With the new skill rune system, you’ll be unlocking new skills as you level up just like you always have… but in addition you’ll also be unlocking skill runes. Now, when you open the skill window, you’ll choose which skills you want in which slots, the skill rune variants you’d like, and your passives. All of this is done directly through the UI, and all of the options from the skill, skill rune, and passive systems are unlocked through character leveling progression, leading to a cleaner overall integration of these systems. Just as we set different skills to unlock at specific levels, skill rune choices unlock at different levels as well.

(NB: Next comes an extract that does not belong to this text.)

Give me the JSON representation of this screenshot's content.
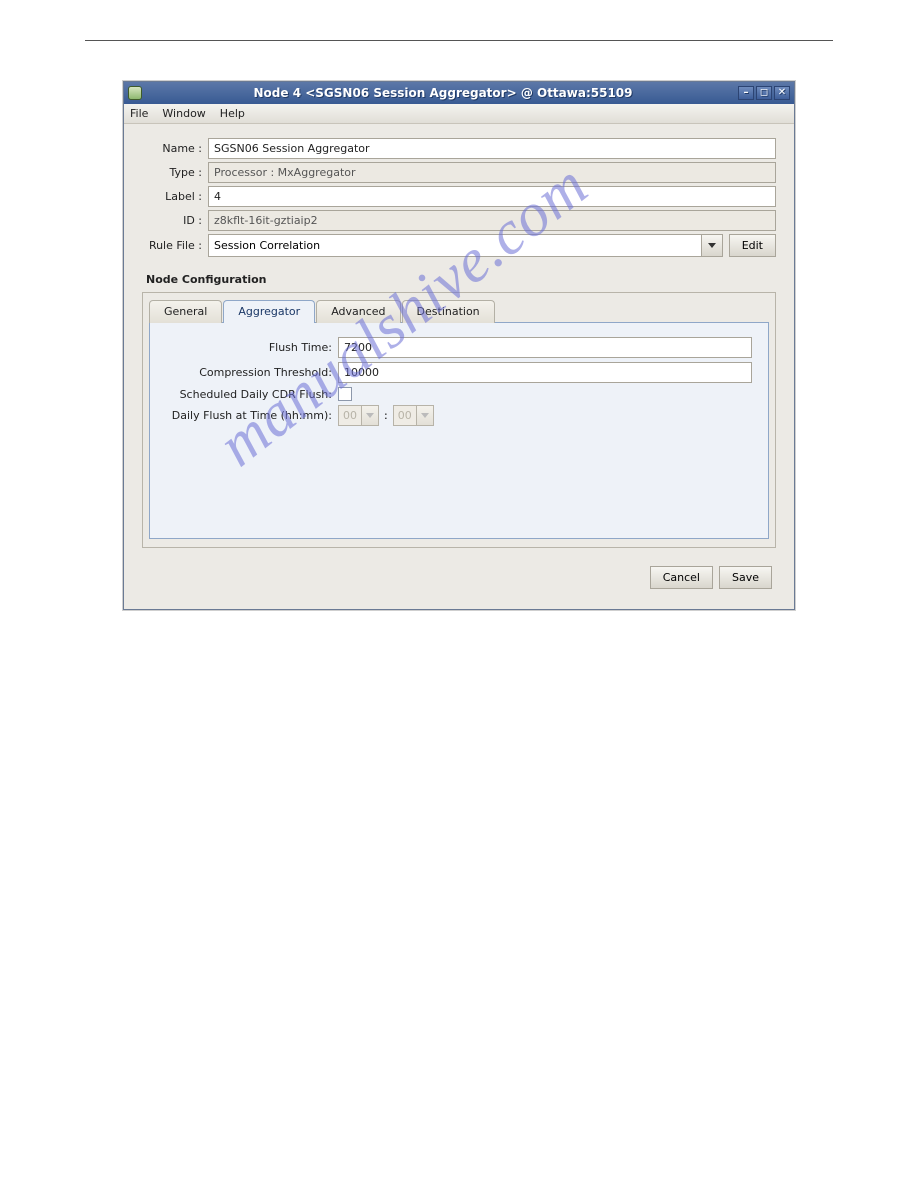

Another thing we strive for in our games is “concentrated coolness,” and while rune quality levels made sense when we were attempting to itemize them throughout the game, they make far less sense as runes are unlocked through the UI. We didn’t want to get back into a situation where you’re clicking a button to pump points into skills. It’s far more concentrated (and cool) when your rune choices have a single and powerful benefit to your skill choice. The new skill rune system does not have ranks, and we’ve instead made each around the equivalent to what the rank 4 or 5 rune was previously. One click, you make your rune choice, and you get an explosive benefit to that skill. That feels a lot cooler.
Runes have been by far the biggest design hurdle we’ve had in the game, and as you know we’ve been continually iterating on them. We fully expect that some of you will be disappointed that runes won’t be part of the itemization system. Internally, it took us a long time to let go of that notion too and stop trying to force them into being items, and instead embrace the intent of the system. Integrating runes with the skill system directly gave us a bunch of great benefits, and even without runes we’re launching with more item types than Diablo II had. We knew we were making the right choice by letting go of runes as items and focusing on the core objective of the system: to customize your skills in awesome ways.
Before I wrap up, I did want to cover that one of the added benefits of the new system is that you’ll be unlocking something every level all the way up to the level cap (60). Now, with each level you’ll unlock at least one new skill or rune, and in most cases you’ll be unlocking three or four. The most immediately exciting part of that system is that skill runes begin unlocking at level 6, which means that players in the beta test will finally be able to play around with some rune variants.
Phew. Well, there you have it — the new skill and rune systems! We strongly believe that these changes are going to make for a better Diablo III, and we’re looking forward to you trying it out in patch 13, which should be live any minute now (if it isn’t already). As always, we’d love to hear your feedback on your experiences with these changes. To help center the conversation on these changes to a single location, we’re going to lock comments on this blog and encourage you to post in a thread we’re specifically making to discuss this: Skill and Rune Changes Discussion.
Thanks for reading.
Jay Wilson is Game Director for Diablo III and won first place in the team’s chili cook-off competition. Recipe available upon request.